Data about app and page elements
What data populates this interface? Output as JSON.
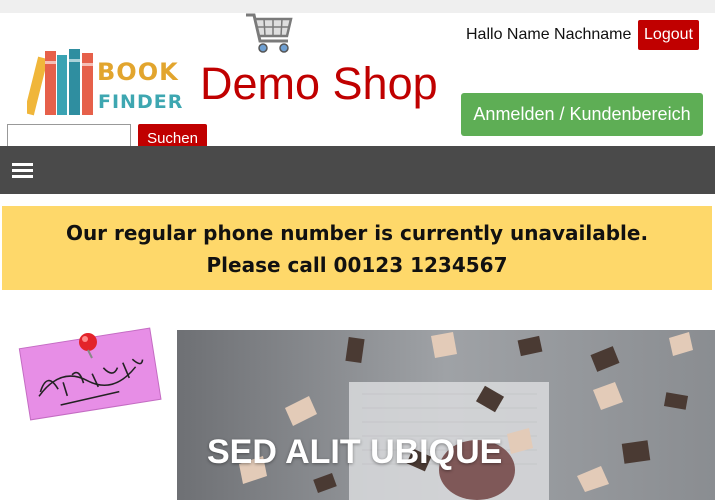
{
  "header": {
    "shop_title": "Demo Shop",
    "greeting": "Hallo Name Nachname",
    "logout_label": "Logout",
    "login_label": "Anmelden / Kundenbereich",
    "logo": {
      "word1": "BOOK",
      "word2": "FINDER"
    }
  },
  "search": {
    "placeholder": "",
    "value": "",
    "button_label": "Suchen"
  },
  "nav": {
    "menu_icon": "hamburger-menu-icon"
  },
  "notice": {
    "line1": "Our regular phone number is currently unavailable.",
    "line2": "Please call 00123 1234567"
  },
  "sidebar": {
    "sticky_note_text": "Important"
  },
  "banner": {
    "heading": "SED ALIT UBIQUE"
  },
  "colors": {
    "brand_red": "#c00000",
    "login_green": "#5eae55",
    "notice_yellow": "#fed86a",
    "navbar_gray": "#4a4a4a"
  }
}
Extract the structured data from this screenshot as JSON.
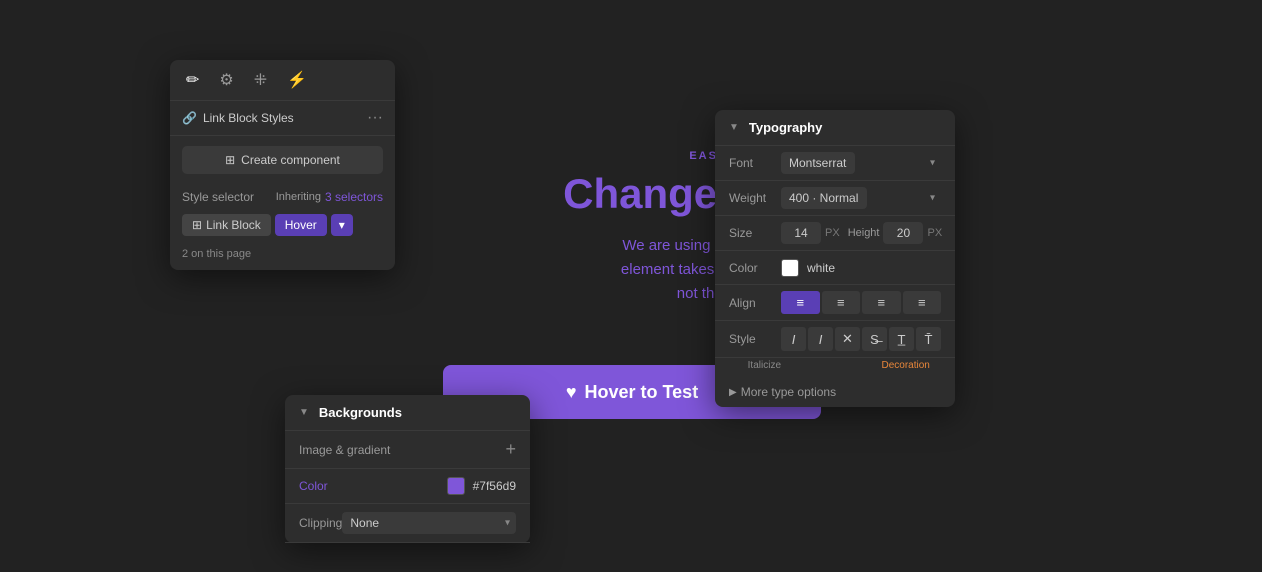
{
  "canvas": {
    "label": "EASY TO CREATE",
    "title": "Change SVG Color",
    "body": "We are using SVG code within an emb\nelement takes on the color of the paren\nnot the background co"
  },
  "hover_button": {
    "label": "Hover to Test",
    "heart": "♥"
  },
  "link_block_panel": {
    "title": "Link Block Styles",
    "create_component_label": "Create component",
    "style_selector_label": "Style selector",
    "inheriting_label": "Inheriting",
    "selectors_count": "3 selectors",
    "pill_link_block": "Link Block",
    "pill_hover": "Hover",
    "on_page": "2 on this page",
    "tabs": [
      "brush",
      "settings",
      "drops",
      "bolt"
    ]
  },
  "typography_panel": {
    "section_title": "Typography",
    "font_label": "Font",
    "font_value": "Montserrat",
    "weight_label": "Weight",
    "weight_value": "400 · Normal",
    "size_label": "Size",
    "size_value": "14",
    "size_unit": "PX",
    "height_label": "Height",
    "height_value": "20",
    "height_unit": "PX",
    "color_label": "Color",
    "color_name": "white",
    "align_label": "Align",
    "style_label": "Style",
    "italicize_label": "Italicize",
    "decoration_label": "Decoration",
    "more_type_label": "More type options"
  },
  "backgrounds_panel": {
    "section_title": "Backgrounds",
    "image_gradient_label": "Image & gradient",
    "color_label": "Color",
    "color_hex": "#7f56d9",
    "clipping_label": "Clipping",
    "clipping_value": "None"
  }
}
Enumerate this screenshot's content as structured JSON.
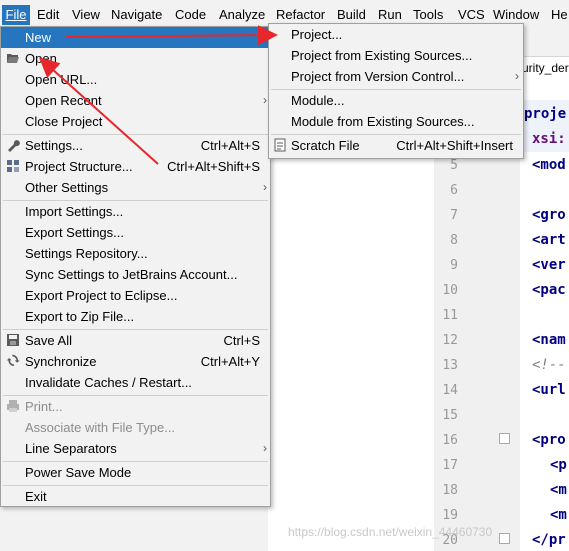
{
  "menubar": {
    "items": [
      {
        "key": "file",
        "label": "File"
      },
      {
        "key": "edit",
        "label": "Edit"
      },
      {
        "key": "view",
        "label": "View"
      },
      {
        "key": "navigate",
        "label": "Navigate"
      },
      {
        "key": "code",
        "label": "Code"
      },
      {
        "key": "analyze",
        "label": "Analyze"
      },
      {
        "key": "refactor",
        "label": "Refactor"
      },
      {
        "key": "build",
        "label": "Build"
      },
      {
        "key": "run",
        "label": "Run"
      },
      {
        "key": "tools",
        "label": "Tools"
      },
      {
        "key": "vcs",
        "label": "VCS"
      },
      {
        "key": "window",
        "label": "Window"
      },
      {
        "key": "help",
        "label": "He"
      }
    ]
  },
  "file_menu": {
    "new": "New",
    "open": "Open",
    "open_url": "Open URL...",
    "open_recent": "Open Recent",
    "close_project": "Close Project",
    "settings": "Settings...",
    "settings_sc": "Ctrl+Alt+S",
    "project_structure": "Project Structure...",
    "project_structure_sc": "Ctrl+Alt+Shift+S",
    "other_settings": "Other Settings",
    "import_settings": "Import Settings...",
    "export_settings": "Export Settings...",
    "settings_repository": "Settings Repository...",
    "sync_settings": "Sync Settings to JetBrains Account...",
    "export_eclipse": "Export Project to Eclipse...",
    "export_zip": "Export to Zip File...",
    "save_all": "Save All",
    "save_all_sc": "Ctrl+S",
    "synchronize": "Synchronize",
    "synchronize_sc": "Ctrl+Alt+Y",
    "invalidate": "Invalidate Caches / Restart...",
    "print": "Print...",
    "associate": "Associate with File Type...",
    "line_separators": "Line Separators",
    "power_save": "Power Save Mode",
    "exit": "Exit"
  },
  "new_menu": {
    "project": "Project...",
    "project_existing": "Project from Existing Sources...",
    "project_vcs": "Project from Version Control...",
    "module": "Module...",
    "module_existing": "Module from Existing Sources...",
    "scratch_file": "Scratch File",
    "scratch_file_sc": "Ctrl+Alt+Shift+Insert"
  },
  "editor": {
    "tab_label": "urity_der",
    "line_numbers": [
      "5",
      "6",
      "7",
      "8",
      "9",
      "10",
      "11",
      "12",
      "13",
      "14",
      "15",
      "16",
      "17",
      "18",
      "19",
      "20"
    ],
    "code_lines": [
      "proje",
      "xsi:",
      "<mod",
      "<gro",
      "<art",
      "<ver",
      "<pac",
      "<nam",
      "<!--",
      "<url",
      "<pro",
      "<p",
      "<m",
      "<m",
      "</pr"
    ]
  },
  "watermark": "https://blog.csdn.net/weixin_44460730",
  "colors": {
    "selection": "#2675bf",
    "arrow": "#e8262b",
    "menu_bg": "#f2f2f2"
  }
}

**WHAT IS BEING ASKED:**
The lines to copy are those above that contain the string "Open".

**EXERCISE RESULT:**
    "open": "Open",
    "open_url": "Open URL...",
    "open_recent": "Open Recent",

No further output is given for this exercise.